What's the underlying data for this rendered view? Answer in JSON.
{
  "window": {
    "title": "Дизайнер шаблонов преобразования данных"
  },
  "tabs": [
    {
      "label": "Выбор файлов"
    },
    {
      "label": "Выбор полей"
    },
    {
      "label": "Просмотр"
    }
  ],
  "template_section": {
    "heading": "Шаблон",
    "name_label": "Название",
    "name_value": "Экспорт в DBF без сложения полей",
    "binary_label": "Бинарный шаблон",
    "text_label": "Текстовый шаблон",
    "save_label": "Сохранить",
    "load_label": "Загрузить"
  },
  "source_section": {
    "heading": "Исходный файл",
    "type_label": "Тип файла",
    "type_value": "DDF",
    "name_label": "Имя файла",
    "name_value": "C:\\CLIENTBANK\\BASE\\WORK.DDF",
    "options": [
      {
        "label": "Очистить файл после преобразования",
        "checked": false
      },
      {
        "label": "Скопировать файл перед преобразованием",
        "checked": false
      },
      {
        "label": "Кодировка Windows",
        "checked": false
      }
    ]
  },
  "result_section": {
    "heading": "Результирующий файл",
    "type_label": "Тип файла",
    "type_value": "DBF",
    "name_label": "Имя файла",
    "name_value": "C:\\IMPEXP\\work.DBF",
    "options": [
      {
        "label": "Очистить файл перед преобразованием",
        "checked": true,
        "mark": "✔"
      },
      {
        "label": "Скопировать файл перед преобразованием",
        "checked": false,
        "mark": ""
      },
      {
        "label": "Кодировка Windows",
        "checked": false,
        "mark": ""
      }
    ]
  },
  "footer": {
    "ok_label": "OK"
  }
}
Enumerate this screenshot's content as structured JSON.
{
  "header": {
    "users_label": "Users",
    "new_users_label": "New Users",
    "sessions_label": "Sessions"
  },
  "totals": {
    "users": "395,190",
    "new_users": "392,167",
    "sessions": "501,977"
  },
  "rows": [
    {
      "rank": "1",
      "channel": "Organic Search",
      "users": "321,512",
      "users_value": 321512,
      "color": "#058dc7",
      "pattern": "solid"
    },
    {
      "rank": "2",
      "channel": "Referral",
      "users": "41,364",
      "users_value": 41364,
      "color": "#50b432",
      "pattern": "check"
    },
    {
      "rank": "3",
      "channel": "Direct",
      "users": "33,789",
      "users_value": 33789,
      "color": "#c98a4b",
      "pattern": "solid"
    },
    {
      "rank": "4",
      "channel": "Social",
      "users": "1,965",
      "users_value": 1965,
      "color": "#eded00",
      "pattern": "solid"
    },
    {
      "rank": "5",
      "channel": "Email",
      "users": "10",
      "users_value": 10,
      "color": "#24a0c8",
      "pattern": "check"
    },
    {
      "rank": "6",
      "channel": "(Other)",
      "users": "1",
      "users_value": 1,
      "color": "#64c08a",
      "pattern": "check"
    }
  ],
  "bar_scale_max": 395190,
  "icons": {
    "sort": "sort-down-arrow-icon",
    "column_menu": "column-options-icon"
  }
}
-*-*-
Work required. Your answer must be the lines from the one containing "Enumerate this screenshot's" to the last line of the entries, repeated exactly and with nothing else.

Answer for the task.
Enumerate this screenshot's content as structured JSON.
{
  "header": {
    "users_label": "Users",
    "new_users_label": "New Users",
    "sessions_label": "Sessions"
  },
  "totals": {
    "users": "395,190",
    "new_users": "392,167",
    "sessions": "501,977"
  },
  "rows": [
    {
      "rank": "1",
      "channel": "Organic Search",
      "users": "321,512",
      "users_value": 321512,
      "color": "#058dc7",
      "pattern": "solid"
    },
    {
      "rank": "2",
      "channel": "Referral",
      "users": "41,364",
      "users_value": 41364,
      "color": "#50b432",
      "pattern": "check"
    },
    {
      "rank": "3",
      "channel": "Direct",
      "users": "33,789",
      "users_value": 33789,
      "color": "#c98a4b",
      "pattern": "solid"
    },
    {
      "rank": "4",
      "channel": "Social",
      "users": "1,965",
      "users_value": 1965,
      "color": "#eded00",
      "pattern": "solid"
    },
    {
      "rank": "5",
      "channel": "Email",
      "users": "10",
      "users_value": 10,
      "color": "#24a0c8",
      "pattern": "check"
    },
    {
      "rank": "6",
      "channel": "(Other)",
      "users": "1",
      "users_value": 1,
      "color": "#64c08a",
      "pattern": "check"
    }
  ],
  "bar_scale_max": 395190,
  "icons": {
    "sort": "sort-down-arrow-icon",
    "column_menu": "column-options-icon"
  }
}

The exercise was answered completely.